During its peace negotiations with Egypt and Jordan, Israel did not ask for recognition for itself as a Jewish state, and such recognition does not appear in the peace treaties with either state. With regard to negotiations with the PLO for the final status of the Palestinian territories, the demand for recognition of Israel as a Jewish state or as a state of the Jewish people (which are different concepts) was not on the table at the 1991 Madrid conference, during the Oslo talks of 1992–93, or even at the failed Camp David summit of July 2000, or the subsequent negotiations at Taba in early 2001. This demand was put forward for the first time in a negotiation context at the 2007 Annapolis conference by the Olmert government in its last days in office. The current Israeli government, by contrast, has made recognition of the Jewishness of the state one of its principal negotiating demands, on occasion even presenting it as a precondition for the negotiations themselves.

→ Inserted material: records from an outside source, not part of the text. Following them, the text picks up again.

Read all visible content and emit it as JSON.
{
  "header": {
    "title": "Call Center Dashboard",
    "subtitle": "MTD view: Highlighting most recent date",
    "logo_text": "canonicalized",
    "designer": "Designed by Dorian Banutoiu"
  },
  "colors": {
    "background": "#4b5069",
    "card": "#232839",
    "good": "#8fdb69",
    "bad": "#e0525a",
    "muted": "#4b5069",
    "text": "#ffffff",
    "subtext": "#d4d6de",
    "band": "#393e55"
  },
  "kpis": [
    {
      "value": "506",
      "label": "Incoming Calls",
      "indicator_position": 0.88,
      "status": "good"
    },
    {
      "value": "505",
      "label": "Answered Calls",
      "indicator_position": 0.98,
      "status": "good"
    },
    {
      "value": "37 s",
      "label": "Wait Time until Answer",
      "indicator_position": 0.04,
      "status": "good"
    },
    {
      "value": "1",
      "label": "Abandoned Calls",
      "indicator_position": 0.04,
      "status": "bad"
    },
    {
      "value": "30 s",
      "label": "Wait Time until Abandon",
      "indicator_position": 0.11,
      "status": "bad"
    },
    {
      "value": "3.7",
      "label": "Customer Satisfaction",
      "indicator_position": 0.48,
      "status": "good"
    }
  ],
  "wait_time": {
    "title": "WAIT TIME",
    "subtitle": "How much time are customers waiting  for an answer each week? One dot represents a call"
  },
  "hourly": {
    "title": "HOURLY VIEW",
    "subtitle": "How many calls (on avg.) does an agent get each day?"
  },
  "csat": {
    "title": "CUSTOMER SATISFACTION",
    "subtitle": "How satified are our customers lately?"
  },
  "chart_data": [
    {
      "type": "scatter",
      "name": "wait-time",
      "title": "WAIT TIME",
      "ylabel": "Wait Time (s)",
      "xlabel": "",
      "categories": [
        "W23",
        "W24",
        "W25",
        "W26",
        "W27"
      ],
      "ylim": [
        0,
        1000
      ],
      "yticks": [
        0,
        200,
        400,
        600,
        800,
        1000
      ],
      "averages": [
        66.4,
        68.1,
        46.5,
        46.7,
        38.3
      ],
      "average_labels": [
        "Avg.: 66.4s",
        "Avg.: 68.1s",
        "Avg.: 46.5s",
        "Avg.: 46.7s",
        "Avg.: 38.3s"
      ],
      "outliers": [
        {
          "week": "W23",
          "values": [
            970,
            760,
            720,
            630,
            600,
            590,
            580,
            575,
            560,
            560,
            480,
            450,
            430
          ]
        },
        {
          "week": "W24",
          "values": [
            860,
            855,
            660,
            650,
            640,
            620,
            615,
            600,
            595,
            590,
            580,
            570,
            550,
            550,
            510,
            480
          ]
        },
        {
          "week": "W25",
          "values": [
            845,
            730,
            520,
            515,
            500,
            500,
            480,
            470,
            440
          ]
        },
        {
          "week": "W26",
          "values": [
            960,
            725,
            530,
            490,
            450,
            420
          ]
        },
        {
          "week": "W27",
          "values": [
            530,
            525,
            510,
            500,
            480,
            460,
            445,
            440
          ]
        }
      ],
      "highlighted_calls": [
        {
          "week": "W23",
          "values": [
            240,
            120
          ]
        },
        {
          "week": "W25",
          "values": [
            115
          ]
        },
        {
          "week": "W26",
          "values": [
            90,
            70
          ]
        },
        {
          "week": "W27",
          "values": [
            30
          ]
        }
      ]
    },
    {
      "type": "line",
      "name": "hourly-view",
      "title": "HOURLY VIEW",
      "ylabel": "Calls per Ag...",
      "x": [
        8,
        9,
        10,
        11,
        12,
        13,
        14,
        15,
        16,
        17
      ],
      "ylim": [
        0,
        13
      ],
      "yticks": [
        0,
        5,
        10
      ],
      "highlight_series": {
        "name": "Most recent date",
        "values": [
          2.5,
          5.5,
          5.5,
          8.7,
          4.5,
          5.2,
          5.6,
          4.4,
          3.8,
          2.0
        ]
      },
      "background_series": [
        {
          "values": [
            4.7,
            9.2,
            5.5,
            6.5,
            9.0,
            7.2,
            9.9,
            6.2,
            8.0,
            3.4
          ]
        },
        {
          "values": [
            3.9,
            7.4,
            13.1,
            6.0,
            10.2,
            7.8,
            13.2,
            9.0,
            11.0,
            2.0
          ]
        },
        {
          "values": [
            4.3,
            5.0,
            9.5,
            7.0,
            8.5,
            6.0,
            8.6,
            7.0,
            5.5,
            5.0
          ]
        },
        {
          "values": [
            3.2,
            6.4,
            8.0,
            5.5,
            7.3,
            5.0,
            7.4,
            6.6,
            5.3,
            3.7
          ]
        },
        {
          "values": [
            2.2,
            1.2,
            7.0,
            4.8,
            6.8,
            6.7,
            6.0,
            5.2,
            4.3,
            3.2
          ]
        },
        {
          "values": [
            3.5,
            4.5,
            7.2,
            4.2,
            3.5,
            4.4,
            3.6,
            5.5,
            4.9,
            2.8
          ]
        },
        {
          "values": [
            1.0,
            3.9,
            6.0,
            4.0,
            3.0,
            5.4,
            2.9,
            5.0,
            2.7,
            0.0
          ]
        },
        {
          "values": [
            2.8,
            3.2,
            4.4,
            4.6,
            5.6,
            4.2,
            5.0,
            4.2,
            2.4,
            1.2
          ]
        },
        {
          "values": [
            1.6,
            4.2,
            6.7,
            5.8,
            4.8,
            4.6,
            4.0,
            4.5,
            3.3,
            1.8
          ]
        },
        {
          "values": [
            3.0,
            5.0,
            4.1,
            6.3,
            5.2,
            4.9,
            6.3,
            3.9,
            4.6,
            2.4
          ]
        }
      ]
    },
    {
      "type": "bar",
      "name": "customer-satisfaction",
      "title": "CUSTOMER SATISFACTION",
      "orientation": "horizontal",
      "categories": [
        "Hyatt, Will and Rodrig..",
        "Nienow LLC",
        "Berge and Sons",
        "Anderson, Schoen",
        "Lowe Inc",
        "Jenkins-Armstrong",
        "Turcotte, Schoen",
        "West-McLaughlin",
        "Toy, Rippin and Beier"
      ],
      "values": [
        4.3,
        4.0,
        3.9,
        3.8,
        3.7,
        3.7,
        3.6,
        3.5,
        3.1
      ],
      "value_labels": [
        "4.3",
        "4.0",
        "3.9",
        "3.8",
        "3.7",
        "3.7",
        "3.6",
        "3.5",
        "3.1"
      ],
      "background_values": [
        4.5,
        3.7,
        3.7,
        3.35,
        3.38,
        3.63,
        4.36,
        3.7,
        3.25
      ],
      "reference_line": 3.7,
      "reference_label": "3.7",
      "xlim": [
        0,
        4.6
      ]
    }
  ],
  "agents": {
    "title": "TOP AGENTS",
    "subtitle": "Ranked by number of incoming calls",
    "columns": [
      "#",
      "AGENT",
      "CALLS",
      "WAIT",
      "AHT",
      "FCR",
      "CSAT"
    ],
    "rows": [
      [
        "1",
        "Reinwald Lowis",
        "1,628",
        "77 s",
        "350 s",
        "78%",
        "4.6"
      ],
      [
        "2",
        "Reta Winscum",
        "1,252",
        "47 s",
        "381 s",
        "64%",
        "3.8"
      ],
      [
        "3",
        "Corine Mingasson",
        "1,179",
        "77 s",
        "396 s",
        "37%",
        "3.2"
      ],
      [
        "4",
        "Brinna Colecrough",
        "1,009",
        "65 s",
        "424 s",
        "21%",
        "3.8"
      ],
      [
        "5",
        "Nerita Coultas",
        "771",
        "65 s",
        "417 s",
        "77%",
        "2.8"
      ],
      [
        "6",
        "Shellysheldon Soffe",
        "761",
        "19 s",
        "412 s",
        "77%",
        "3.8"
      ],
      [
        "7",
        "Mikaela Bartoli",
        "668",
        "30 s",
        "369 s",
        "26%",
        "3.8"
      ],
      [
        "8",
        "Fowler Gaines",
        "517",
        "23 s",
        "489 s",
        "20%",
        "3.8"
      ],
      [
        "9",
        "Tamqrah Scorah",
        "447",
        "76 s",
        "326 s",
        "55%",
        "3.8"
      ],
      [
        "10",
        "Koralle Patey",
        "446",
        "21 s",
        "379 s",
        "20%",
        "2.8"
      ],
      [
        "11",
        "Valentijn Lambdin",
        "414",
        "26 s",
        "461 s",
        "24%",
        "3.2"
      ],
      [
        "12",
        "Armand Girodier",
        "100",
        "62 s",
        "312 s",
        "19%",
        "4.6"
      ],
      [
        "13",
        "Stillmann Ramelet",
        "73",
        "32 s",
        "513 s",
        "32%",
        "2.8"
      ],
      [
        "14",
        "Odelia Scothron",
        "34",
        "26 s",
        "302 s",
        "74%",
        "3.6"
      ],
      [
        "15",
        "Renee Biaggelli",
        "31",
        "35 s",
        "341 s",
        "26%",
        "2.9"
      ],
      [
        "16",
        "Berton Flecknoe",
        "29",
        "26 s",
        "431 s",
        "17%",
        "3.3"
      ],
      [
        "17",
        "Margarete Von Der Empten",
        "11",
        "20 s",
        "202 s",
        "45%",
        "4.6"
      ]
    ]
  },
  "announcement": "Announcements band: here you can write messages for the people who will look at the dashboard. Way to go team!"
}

Nor has the growing emphasis on the demand been restricted to the negotiating sphere. Projects aimed at affirming the Jewishness of the state through legislation have increased in recent years: amendments to the citizenship law require persons seeking Israeli citizenship to swear allegiance to a Jewish and democratic Israel and limit family unification between Israeli Palestinians and their spouses from the West Bank and Gaza Strip. Proposals for a population swap in the context of a final settlement are becoming increasingly legitimate in the public discourse, while amendments to other legislation include restricting Palestinian citizens’ commemoration of the Nakba and de facto restrictions on the right of Palestinian citizens to purchase homes in (Jewish) communal settlements.
So what is happening here? At the level of Israeli domestic politics, and with regard to the now-stalled negotiations with Palestinians, one could say that Prime Minister Benjamin Netanyahu has been keen to divert attention from divisive issues in Israeli society, such as settlements and Jerusalem, to nondivisive issues such as the Jewish state. Netanyahu knows well that negotiations may fail, but he would prefer that they fail by being dashed against the rock of the Jewish state, which enjoys absolute majority Jewish support, than because of the absence of a settlement freeze, which would have led to claims that had there been one, there might have been progress in the negotiations and possibly even a peace agreement. According to this line of reasoning, Netanyahu’s demands for the recognition of the Jewishness of the state is a tactical, even a partisan maneuver—his way of torpedoing the negotiations over an issue that is not controversial in Israeli society so as to consolidate his position not only as the leader of the Israeli Right but also as the leader of Israeli society as a whole.
In my opinion, however, the above analysis does not fully explain the stridency of the Israeli discourse on the subject of the Jewish state. This essay is an attempt to offer a more penetrating analysis, one that examines the discourse on the Jewish state to reveal the internal dynamics and horizons of its evolution.